In conclusion, a web server acts as a host for websites, managing the storage, processing, and delivery of web content to users. Without web servers, websites would not be accessible on the internet. Understanding how web servers work can provide insights into the underlying infrastructure that powers the online world we enjoy today.
What is a Web Server in Simple Words?
A web server is a software or hardware system that hosts websites and delivers web content to users over the internet. In simple terms, it is the foundation of any website or web application. When you type a URL into your web browser, the web server is responsible for processing that request and sending back the appropriate files to display the webpage on your screen.
How Does a Web Server Work?
The web server communicates with the browser using the Hypertext Transfer Protocol (HTTP) or its secure counterpart, HTTPS. It also handles other important tasks, such as managing user sessions, handling database queries, and executing server-side scripts (e.g., PHP or Python) to generate dynamic content.
Types of Web Servers
There are several popular web servers available today, including:
- Apache HTTP Server: One of the most widely used web servers in the world, known for its stability and flexibility.
- NGINX: A lightweight and high-performance web server often used to serve static content or act as a reverse proxy.
- Microsoft Internet Information Services (IIS): A web server developed by Microsoft primarily used on Windows-based servers.
Each web server has its own strengths and features, but they all serve the same purpose of delivering web content to users.
While it is possible to host a website without having your own web server, the advantages of having one outweigh the alternatives. A web server provides you with control, customization, reliability, and scalability, ensuring your website operates smoothly and meets your specific requirements. Consider investing in a reliable web server to enhance your online presence and provide a seamless browsing experience to your visitors.
A web server is an essential component of the internet infrastructure that enables websites to exist and be accessible to users.
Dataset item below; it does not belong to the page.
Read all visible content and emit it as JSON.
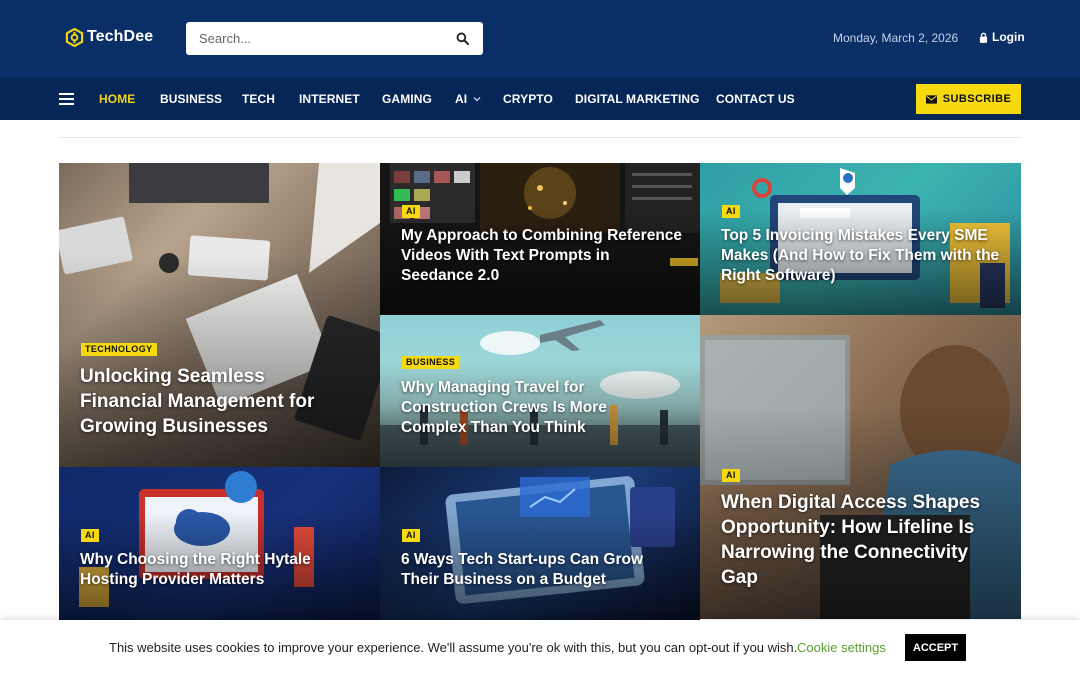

It handles the processing and delivery of web content, ensuring a seamless browsing experience. Understanding the role of a web server is crucial for anyone involved in website development or administration.